LATIN AMERICA’s OTHER BITE by Jessica Sequeira. Causing substantial controversy at the FIFA World Cup 2014 in Brazil, Uruguayan footballer Luis Suárez’s biting incident was not the first time Latin America struggled with ‘la mordida’: corruption.
ORFORD NESS: A photo essay by Graham Riach. The Orford Ness peninsula on the Suffolk Coast was once controlled by the Ministry of Defence and used as a secret testing site for military hardware and is now a National Trust nature reserve. This photo essay is part of the Ecocriticism Now thread.
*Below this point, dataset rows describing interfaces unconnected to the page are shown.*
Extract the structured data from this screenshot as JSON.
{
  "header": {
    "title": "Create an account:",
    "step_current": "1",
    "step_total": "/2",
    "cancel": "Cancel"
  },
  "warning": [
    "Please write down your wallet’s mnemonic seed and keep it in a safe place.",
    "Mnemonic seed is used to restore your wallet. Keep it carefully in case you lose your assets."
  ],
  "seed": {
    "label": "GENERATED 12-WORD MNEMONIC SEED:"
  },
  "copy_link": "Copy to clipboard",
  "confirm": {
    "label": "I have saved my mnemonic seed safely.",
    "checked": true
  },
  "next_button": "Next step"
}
ARGENTINA’S CRÓNICAS: Rodolfo Walsh’s Operation Massacre and Patricio Pron’s My Fathers’ Ghost is Climbing in the Rain by Rebecca DeWald. Translated by Daniella Gitlin and Mara Faye Lethem, respectively. This piece on Argentine politics is the third installment in thread Argentine Travelogue of travel accounts about Argentina, literature and translation.
FINDING BORGES: TWO COMPANIONS by Rebecca DeWald. This is the first part of the thread Argentine Travelogue and is an attempt at finding the 20th century writer Jorge Luis Borges in the oblivion of Buenos Aires.
“YOU’RE NOT DONE IN IF YOU’RE STILL DREAMING”: AT THE SALON DE LA REVUE, THE DIY ANTIDOTE TO THE CORPORATE BOOKFAIR by Andrew Rubens. A visit to the Parisian journal fair.
ON ALISTAIR NOON’S MANDELSTAM by Henry King. A discussion of Osip Mandelstam’s poetry in translation.
MAD SCOTLAND HURT YOU INTO SONG: THE POETICS OF A STATELESS NATION by Stewart Sanderson. The influence of Scottish writers on the independence movement.